> [Goal of the exercise]:
Could you tally the lines of the entries that carry the string "driver"? Reply with the number and nothing more.

> [Records provided]:
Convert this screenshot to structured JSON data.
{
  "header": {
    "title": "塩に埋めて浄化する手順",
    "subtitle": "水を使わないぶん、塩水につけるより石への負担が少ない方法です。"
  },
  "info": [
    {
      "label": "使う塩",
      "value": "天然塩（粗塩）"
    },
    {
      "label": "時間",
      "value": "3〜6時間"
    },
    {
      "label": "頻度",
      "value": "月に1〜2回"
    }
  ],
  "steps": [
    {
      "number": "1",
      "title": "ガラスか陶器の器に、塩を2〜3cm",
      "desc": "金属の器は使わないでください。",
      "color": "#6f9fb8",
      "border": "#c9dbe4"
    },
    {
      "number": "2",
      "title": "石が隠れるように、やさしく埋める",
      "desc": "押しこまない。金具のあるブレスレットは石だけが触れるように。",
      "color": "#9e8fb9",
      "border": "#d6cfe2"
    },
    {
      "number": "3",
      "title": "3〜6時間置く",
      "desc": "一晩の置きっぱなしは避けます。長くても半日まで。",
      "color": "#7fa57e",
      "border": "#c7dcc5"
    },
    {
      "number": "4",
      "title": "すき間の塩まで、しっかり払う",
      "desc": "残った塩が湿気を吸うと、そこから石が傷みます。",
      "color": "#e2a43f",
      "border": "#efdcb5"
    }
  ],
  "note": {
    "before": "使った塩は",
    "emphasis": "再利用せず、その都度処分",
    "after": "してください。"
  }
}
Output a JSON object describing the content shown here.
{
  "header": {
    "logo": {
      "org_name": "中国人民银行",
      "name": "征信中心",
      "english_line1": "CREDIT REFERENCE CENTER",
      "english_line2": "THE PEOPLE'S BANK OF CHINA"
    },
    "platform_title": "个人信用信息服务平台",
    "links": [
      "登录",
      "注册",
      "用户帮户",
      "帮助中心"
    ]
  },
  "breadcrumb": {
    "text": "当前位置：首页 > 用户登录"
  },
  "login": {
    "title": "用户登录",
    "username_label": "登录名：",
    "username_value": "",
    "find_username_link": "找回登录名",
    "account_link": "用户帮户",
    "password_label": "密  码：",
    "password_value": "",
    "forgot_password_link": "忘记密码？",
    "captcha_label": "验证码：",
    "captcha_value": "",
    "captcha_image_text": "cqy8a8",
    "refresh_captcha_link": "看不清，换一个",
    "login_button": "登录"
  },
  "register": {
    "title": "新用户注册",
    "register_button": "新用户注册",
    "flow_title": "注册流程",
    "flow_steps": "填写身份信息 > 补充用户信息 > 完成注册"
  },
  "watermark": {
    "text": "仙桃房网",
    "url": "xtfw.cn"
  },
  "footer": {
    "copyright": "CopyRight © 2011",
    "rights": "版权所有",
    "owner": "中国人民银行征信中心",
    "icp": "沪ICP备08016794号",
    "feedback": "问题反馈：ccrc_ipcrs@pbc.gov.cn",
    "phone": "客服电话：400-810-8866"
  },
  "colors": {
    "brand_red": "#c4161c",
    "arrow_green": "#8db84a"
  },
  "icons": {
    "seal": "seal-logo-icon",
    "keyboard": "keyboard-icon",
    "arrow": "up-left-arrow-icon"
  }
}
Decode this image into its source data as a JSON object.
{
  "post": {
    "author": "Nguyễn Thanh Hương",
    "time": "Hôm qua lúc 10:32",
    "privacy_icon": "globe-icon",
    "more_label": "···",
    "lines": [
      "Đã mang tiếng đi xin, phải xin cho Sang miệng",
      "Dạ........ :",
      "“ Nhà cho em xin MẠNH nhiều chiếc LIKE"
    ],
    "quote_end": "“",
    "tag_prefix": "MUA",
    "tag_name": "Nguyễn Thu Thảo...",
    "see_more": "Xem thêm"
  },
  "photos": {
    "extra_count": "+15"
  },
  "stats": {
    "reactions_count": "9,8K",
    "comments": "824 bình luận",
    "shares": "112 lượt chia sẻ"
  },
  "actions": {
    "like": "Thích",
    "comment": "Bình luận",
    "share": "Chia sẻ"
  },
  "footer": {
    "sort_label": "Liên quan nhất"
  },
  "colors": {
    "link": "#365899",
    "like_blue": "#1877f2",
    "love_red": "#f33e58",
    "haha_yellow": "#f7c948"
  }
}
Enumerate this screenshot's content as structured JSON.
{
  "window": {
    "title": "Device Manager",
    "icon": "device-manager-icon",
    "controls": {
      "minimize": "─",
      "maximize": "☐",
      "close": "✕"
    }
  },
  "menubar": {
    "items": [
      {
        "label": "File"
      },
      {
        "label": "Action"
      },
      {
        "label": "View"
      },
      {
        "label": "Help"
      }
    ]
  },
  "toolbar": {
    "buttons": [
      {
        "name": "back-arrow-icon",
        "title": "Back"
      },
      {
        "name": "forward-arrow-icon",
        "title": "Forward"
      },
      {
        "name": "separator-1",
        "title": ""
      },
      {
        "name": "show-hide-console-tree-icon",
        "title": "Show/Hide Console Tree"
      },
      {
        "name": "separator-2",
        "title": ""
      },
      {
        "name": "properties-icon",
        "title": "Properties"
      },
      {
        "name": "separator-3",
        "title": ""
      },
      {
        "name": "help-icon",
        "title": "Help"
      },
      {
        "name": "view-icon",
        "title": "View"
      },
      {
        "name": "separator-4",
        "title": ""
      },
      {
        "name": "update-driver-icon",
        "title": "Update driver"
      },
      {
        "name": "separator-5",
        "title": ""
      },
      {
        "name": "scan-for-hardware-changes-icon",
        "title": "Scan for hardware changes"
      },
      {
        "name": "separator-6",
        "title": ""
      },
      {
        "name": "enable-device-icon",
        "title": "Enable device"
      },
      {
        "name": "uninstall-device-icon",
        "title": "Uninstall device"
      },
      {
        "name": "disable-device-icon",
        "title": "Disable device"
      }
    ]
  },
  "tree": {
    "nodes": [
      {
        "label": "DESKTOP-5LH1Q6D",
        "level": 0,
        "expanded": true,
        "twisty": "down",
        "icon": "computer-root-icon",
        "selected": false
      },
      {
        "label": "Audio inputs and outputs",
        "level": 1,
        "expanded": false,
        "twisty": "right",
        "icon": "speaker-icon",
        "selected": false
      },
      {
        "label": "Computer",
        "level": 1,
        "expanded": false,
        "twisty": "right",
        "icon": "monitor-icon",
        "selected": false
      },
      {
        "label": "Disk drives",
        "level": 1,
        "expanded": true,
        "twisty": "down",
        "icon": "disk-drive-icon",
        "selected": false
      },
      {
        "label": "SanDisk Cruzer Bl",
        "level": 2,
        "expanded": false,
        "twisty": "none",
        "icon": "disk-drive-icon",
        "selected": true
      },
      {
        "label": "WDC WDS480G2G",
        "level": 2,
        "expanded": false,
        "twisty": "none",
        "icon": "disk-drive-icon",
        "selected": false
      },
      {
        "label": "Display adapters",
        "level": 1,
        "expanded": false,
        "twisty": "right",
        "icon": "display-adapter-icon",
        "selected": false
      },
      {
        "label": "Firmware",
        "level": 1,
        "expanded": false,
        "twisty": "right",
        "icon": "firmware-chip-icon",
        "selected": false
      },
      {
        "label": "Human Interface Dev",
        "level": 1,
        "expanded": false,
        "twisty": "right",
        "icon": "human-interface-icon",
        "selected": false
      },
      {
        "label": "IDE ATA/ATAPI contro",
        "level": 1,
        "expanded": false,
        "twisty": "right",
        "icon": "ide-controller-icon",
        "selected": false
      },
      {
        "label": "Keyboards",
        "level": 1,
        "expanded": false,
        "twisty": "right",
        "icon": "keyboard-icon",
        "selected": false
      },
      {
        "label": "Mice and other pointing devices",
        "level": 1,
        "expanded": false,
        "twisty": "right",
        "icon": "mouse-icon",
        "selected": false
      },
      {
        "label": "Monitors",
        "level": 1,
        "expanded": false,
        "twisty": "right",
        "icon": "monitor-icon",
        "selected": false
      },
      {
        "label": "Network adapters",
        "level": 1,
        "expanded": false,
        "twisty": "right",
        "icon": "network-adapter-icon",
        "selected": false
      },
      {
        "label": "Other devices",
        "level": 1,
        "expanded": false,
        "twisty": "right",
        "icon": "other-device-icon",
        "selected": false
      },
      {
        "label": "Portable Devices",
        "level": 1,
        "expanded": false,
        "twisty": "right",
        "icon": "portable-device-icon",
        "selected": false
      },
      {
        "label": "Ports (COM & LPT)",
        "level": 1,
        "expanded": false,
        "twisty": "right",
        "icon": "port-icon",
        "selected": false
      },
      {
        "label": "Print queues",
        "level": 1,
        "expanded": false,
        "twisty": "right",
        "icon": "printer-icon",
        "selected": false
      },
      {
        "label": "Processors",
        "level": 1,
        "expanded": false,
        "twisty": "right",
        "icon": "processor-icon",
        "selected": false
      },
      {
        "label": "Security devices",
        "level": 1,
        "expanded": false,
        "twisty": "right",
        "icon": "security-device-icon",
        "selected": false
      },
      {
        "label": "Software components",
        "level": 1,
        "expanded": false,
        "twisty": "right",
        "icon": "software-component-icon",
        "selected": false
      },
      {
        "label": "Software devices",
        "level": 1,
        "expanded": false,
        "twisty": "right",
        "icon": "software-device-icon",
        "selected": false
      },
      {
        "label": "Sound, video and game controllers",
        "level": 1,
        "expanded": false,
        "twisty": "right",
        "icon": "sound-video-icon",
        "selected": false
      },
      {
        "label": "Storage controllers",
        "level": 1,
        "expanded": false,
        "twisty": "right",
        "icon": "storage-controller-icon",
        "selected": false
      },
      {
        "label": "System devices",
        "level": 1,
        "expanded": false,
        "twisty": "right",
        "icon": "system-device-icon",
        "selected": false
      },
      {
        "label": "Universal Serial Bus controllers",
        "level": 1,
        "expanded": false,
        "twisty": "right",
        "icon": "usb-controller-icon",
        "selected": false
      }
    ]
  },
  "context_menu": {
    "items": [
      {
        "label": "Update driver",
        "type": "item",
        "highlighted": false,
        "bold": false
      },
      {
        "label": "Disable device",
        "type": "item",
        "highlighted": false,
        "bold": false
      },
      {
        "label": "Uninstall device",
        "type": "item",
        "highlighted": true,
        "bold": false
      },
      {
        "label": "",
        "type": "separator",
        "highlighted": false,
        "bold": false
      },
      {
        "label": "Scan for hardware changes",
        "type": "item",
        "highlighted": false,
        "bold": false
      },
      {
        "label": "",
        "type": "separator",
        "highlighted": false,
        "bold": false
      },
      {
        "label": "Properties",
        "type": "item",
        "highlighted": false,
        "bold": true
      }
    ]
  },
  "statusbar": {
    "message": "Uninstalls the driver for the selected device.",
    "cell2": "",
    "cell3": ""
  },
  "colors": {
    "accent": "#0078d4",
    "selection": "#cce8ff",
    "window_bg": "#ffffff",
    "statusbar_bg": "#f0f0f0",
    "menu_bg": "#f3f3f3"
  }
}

> [Problem solution]:
4